WHAT IS EXPECTED
If a line in the data below holds the word "network", copy it.

─── MATERIAL SUPPLIED ───

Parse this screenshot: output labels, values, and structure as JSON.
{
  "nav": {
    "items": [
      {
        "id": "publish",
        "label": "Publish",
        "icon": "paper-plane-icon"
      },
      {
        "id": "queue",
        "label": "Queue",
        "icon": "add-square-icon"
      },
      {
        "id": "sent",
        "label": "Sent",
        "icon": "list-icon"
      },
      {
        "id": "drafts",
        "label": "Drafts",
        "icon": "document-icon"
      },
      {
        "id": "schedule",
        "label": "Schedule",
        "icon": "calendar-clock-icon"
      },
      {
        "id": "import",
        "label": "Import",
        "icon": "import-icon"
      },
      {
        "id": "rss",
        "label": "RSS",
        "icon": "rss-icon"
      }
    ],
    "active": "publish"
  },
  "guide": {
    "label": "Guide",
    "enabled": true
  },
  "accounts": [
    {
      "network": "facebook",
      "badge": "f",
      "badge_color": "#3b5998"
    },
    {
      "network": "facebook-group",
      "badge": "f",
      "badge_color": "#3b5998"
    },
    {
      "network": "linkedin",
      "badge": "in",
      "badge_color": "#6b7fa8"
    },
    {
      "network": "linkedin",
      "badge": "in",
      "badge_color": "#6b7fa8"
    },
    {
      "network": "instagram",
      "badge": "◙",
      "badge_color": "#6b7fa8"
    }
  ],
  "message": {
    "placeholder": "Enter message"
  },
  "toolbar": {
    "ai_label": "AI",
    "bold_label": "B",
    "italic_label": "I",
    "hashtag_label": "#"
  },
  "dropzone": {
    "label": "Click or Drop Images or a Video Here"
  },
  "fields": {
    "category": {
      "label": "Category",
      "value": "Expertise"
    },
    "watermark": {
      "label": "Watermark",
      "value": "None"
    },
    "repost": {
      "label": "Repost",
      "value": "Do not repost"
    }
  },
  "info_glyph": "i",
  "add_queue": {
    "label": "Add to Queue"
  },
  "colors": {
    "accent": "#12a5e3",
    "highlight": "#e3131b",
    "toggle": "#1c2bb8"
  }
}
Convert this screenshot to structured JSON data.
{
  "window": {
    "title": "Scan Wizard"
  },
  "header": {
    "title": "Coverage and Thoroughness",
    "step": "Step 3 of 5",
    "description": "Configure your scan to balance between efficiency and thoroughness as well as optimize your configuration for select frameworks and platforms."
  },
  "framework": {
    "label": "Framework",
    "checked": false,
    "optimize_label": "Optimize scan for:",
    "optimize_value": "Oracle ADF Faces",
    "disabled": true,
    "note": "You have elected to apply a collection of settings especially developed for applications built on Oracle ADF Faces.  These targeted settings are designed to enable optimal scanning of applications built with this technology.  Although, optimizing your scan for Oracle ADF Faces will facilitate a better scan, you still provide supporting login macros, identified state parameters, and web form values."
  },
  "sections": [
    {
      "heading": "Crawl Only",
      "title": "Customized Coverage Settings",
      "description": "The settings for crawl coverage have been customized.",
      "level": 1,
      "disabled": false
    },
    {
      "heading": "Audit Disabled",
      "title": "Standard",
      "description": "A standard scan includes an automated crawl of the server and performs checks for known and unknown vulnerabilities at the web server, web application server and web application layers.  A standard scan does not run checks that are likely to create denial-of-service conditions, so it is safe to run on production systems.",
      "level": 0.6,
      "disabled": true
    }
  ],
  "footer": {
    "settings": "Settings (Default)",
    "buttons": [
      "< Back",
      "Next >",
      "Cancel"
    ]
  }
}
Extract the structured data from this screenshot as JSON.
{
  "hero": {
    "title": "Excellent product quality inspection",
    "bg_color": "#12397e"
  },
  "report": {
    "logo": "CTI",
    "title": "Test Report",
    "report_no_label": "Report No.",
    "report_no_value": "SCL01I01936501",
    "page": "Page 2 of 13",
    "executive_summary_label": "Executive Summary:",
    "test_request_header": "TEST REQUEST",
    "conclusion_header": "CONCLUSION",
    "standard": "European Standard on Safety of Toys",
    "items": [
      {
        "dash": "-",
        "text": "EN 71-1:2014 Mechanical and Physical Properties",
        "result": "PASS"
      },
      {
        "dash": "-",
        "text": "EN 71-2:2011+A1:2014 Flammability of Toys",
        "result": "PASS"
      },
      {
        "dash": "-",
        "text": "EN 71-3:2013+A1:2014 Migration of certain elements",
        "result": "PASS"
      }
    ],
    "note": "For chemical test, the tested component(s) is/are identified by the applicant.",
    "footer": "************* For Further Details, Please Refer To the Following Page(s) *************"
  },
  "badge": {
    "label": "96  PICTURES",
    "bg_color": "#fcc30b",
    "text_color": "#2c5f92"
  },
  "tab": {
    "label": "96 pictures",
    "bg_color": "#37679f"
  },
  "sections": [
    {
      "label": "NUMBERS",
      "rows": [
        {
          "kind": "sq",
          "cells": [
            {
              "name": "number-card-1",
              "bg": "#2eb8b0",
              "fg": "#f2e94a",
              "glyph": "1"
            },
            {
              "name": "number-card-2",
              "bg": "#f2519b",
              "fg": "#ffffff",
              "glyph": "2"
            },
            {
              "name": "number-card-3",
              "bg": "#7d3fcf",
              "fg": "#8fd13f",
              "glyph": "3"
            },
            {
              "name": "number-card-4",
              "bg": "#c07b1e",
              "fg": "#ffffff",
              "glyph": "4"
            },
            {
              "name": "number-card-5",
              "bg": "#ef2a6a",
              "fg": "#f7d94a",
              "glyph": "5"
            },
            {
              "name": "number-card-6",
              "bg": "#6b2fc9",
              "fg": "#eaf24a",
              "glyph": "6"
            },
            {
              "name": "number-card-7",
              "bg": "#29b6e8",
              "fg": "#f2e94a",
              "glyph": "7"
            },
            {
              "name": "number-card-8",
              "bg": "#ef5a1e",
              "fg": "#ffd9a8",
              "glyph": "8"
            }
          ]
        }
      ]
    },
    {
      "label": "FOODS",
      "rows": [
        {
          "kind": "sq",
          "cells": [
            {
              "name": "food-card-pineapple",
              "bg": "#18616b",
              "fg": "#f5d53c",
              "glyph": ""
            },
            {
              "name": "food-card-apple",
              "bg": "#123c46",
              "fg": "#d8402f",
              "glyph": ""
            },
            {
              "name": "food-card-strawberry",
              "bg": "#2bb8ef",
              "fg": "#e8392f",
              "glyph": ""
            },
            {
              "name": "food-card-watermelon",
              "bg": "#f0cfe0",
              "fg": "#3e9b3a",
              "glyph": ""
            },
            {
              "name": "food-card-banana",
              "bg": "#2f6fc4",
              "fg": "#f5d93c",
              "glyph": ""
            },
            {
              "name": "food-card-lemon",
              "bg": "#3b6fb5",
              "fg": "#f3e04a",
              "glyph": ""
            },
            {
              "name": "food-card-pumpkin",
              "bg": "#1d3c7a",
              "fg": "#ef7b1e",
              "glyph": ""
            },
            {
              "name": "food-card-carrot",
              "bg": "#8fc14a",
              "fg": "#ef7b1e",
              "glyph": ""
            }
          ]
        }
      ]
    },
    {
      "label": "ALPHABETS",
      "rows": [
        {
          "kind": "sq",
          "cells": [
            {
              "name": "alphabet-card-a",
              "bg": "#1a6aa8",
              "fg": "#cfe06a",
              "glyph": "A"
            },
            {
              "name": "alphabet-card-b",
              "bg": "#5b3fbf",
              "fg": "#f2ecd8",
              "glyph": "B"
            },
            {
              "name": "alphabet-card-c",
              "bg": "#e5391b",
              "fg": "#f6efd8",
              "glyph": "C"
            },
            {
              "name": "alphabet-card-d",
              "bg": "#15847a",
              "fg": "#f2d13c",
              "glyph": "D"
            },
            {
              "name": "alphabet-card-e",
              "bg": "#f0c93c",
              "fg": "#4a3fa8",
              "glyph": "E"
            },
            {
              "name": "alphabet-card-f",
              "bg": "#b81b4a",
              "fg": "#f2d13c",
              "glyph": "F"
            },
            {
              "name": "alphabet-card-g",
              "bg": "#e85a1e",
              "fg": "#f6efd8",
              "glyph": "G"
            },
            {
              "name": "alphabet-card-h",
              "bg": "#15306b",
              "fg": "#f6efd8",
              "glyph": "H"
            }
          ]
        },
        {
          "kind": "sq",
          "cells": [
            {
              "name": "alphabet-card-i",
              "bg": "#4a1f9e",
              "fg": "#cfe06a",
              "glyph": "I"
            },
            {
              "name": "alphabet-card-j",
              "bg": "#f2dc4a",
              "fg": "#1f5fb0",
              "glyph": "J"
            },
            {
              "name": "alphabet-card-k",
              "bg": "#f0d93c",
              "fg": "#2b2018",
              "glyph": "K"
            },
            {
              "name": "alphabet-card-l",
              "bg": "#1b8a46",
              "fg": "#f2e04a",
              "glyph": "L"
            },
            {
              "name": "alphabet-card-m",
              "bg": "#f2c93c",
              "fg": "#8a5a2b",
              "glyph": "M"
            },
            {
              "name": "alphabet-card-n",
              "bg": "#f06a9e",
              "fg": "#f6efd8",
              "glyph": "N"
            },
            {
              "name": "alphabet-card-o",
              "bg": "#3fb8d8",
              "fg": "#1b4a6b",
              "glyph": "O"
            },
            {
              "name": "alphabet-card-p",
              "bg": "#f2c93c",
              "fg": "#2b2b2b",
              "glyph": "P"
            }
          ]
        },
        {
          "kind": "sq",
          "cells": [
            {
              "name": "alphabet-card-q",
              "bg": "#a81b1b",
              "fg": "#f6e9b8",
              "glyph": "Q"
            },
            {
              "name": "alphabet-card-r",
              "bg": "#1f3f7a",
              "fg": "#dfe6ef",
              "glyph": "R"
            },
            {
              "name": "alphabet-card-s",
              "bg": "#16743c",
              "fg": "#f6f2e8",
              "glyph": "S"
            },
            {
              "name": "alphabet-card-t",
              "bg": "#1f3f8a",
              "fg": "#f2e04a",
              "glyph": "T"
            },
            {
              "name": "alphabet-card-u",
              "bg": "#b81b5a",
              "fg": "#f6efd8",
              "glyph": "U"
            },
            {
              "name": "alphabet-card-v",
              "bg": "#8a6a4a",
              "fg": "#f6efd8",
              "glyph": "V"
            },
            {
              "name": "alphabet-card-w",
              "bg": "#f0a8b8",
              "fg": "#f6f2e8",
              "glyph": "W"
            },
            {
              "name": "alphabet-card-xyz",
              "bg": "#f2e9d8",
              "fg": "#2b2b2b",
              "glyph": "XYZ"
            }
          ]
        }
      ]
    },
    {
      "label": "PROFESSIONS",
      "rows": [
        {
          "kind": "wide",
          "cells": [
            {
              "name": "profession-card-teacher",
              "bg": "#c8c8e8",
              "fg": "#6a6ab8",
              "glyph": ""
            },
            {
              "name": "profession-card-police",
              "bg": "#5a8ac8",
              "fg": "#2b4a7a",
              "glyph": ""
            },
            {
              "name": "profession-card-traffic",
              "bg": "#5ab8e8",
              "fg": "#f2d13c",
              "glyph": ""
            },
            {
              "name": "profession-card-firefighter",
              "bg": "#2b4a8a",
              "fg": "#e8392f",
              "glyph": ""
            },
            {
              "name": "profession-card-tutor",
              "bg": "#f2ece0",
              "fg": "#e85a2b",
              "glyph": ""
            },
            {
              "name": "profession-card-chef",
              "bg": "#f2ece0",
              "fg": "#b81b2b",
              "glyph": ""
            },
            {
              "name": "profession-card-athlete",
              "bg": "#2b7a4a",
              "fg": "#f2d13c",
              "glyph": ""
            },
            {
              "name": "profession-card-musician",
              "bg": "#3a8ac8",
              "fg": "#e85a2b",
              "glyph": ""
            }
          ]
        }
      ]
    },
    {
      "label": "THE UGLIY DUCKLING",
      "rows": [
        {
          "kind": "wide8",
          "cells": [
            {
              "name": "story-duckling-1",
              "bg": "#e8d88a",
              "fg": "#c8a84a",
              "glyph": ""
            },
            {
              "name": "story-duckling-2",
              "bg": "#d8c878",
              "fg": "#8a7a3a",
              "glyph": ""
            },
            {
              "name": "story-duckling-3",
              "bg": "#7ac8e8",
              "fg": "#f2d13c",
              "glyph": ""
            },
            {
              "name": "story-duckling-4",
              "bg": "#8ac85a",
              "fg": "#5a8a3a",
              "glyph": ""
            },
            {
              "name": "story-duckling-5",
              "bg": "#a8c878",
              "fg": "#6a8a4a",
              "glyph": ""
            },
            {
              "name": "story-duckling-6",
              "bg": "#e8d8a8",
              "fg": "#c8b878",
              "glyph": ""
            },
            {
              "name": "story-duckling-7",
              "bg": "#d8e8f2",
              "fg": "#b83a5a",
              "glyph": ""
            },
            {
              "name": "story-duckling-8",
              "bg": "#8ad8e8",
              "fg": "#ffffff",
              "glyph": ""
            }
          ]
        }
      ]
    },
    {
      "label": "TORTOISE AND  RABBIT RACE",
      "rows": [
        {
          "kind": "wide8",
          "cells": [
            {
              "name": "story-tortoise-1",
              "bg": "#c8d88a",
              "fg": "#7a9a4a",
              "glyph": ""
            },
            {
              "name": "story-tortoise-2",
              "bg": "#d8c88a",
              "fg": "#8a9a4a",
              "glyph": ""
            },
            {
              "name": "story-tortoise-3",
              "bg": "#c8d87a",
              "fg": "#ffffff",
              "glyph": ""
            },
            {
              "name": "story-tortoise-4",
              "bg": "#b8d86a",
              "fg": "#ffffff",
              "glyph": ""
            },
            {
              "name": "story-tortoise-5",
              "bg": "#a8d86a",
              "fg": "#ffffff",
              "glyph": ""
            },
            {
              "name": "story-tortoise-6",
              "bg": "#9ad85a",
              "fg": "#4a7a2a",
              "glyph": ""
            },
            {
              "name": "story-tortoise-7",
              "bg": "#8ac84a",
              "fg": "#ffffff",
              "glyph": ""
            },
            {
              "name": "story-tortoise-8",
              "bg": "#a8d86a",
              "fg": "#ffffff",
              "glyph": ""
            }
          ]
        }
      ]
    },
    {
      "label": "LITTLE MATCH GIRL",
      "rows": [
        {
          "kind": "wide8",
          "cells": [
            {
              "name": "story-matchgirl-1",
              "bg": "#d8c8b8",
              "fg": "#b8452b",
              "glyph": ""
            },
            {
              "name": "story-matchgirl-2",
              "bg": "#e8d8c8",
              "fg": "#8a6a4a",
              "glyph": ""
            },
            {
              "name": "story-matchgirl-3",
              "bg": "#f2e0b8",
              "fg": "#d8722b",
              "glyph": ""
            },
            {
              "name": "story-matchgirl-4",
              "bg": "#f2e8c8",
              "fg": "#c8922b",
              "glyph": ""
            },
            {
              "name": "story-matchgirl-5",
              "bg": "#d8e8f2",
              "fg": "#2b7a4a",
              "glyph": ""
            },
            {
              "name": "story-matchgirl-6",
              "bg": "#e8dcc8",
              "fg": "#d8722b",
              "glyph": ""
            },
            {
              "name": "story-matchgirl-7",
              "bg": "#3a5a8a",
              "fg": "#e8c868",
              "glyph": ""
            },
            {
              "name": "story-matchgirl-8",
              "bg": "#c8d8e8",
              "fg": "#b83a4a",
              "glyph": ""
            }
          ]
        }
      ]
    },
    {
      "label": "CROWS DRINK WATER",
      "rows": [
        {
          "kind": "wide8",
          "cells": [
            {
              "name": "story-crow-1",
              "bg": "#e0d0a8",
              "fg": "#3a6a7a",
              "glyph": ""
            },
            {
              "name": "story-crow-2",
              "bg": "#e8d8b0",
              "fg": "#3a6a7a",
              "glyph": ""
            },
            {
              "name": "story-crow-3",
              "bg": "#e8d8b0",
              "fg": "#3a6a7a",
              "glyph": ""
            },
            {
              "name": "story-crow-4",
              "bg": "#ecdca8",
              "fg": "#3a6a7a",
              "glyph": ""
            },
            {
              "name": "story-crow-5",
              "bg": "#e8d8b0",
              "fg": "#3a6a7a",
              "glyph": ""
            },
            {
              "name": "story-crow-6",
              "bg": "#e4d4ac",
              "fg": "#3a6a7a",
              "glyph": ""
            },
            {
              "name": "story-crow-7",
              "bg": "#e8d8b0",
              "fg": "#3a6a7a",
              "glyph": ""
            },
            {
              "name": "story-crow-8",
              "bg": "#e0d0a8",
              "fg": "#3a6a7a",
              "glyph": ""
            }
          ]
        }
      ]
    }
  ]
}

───

RESULT OF THIS EXERCISE
      "network": "facebook",
      "network": "facebook-group",
      "network": "linkedin",
      "network": "linkedin",
      "network": "instagram",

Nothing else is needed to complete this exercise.